That switch in ISIS strategy makes the job of the NSA, FBI, CIA, military, and local law enforcement even more difficult than it is already. But it's the consequence of our military "success" in Iraq and Syria, so we best confront that reality and pivot as promptly as possible -- starting with a public discussion of what we're now confronting.
[With thanks to Rachel Maddow.]
The following day [June 15] a story appeared in the Washington Post that provides support for some of the assertions in this blog essay:

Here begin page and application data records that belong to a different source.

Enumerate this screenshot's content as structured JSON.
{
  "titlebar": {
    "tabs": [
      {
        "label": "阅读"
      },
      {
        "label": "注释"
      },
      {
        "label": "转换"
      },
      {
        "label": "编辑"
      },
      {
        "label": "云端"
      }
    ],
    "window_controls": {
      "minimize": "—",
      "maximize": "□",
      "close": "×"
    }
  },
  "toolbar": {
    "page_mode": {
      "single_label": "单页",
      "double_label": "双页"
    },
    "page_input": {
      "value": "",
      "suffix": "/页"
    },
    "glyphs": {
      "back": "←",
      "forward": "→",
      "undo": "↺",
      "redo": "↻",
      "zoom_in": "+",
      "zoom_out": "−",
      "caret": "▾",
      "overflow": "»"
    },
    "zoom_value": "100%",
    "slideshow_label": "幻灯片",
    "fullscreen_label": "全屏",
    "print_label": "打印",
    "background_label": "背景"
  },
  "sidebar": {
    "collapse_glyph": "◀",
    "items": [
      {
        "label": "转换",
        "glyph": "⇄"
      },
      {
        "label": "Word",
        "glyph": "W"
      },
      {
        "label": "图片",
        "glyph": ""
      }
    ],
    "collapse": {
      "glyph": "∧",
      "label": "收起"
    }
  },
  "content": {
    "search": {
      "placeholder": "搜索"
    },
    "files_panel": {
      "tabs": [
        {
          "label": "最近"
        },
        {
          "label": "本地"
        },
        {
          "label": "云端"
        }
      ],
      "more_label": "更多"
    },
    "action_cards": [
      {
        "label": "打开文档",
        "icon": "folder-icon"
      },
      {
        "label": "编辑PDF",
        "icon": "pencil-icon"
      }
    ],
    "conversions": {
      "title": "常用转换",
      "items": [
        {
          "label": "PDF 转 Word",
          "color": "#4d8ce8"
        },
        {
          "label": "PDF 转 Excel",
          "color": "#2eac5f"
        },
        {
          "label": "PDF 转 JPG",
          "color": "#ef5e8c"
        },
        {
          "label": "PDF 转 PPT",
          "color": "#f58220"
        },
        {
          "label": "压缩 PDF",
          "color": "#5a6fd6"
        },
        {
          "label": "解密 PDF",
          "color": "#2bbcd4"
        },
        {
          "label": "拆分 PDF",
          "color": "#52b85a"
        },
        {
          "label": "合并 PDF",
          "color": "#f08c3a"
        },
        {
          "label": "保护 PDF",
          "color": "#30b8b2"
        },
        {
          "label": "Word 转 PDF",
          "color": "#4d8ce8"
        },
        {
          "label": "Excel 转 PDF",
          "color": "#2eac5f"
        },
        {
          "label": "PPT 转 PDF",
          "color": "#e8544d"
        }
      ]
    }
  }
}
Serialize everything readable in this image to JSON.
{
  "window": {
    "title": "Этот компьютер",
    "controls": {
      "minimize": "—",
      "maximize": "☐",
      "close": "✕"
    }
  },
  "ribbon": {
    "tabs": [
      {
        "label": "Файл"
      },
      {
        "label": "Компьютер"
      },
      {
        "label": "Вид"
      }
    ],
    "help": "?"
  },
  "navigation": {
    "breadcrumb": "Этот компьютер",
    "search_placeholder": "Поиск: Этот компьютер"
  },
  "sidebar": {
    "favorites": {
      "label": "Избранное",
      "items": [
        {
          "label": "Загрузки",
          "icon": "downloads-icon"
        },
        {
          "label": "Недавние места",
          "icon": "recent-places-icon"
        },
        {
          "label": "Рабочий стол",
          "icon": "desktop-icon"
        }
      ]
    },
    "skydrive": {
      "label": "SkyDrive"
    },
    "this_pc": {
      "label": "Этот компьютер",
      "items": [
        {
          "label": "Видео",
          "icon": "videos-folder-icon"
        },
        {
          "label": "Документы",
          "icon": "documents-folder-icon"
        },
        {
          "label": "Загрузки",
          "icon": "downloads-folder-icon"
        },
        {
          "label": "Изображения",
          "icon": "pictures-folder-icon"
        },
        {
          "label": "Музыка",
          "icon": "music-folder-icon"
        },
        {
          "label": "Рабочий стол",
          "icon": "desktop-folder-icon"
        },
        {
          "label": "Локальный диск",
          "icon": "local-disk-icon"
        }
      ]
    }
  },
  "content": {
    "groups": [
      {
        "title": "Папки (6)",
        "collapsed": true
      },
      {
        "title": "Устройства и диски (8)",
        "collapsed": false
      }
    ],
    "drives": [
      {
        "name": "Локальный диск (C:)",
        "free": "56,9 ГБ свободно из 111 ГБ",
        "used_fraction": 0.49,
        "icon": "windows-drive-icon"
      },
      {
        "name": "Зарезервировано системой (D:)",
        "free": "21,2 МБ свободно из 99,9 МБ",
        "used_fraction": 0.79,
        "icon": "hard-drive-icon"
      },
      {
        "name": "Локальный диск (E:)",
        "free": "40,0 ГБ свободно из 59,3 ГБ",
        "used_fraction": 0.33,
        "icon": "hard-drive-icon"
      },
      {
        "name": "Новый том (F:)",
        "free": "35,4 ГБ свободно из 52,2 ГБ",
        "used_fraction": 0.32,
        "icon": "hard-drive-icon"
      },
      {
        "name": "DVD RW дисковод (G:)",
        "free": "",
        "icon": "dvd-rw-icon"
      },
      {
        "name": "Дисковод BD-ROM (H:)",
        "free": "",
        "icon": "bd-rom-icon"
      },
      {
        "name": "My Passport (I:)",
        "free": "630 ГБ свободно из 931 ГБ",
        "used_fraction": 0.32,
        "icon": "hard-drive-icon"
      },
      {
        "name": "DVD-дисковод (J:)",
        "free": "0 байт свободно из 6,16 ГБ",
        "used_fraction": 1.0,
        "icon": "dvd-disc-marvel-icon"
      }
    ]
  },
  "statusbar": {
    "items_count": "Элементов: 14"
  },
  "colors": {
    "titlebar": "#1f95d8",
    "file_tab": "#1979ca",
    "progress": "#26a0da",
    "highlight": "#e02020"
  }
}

“America and Russia stop bombing the Islamic state . . . I pledge my alliance to [Islamic State leader] abu bakr al Baghdadi . . . may Allah accept me,” Omar Mateen wrote [in Facebook] . . ..Kevin Sullivan, Ellen Nakashima, Matt Zapotosky and Mark Berman, "Orlando Shooter Posted Messages on Facebook Pledging Allwegiance to the Leader of ISIS and Vowing More Attacks," Washington Post (online), June 15, 2016, 11:12 p.m.
Mateen then posted . . .: “The real muslims will never accept the filthy ways of the west” and “You kill innocent women and children by doing us airstrikes . . . now taste the Islamic state vengeance.” . . .
The social media postings corroborate accounts that Mateen was motivated in part by a perceived connection to the Islamic State. The shooter made 911 phone calls during the shooting in which he pledged allegiance to the leader of the Islamic State, . . ..
FBI Director James B. Comey said . . . there were no signs that Mateen was directly tied to any kind of network, and . . . it remained unclear exactly which extremist group he supported. Mateen’s references to terrorist groups have at times been muddled. Officials say he made comments in recent years to co-workers claiming he had family connections to al-Qaeda and was a member of Hezbollah, two opposing terrorist groups that have clashed repeatedly in Syria.